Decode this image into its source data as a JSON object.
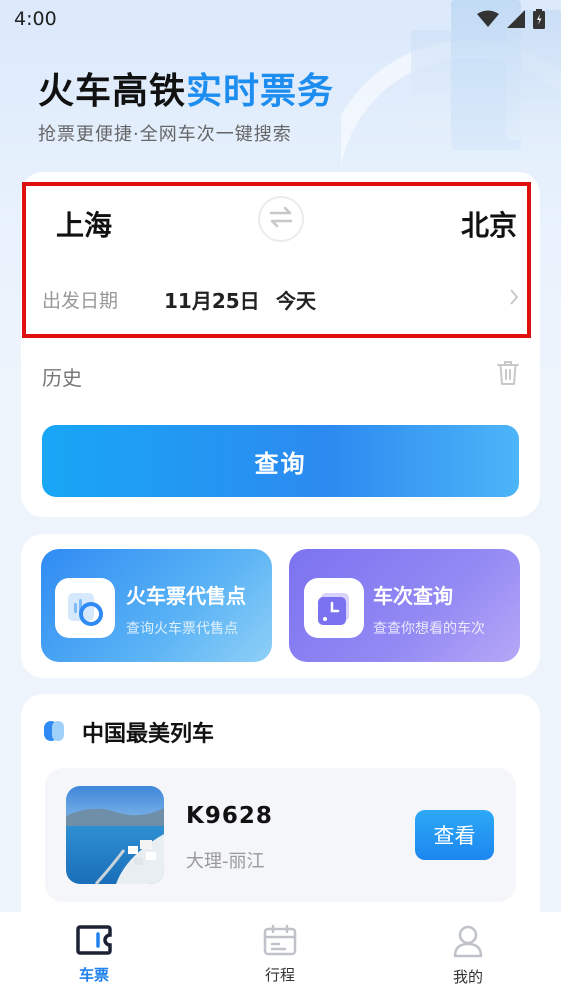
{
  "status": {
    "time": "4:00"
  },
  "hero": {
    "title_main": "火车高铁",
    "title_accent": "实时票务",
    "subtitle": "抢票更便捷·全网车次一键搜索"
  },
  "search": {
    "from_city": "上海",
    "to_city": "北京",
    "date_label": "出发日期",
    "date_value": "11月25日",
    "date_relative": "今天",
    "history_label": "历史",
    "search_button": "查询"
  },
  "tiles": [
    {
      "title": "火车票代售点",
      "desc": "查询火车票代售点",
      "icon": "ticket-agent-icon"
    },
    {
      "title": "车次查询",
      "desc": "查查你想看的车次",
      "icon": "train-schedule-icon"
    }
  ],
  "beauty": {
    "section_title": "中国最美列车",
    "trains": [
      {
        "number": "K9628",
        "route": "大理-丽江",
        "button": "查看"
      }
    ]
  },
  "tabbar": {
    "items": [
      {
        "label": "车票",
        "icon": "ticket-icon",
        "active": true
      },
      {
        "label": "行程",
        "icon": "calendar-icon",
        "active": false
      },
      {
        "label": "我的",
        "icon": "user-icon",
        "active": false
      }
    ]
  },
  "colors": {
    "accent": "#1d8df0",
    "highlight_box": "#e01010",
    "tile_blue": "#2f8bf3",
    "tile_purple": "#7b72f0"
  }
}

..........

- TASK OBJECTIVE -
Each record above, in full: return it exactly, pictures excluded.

- OUTPUT FOR THIS TASK -
Decode this image into its source data as a JSON object.
{
  "status": {
    "time": "4:00"
  },
  "hero": {
    "title_main": "火车高铁",
    "title_accent": "实时票务",
    "subtitle": "抢票更便捷·全网车次一键搜索"
  },
  "search": {
    "from_city": "上海",
    "to_city": "北京",
    "date_label": "出发日期",
    "date_value": "11月25日",
    "date_relative": "今天",
    "history_label": "历史",
    "search_button": "查询"
  },
  "tiles": [
    {
      "title": "火车票代售点",
      "desc": "查询火车票代售点",
      "icon": "ticket-agent-icon"
    },
    {
      "title": "车次查询",
      "desc": "查查你想看的车次",
      "icon": "train-schedule-icon"
    }
  ],
  "beauty": {
    "section_title": "中国最美列车",
    "trains": [
      {
        "number": "K9628",
        "route": "大理-丽江",
        "button": "查看"
      }
    ]
  },
  "tabbar": {
    "items": [
      {
        "label": "车票",
        "icon": "ticket-icon",
        "active": true
      },
      {
        "label": "行程",
        "icon": "calendar-icon",
        "active": false
      },
      {
        "label": "我的",
        "icon": "user-icon",
        "active": false
      }
    ]
  },
  "colors": {
    "accent": "#1d8df0",
    "highlight_box": "#e01010",
    "tile_blue": "#2f8bf3",
    "tile_purple": "#7b72f0"
  }
}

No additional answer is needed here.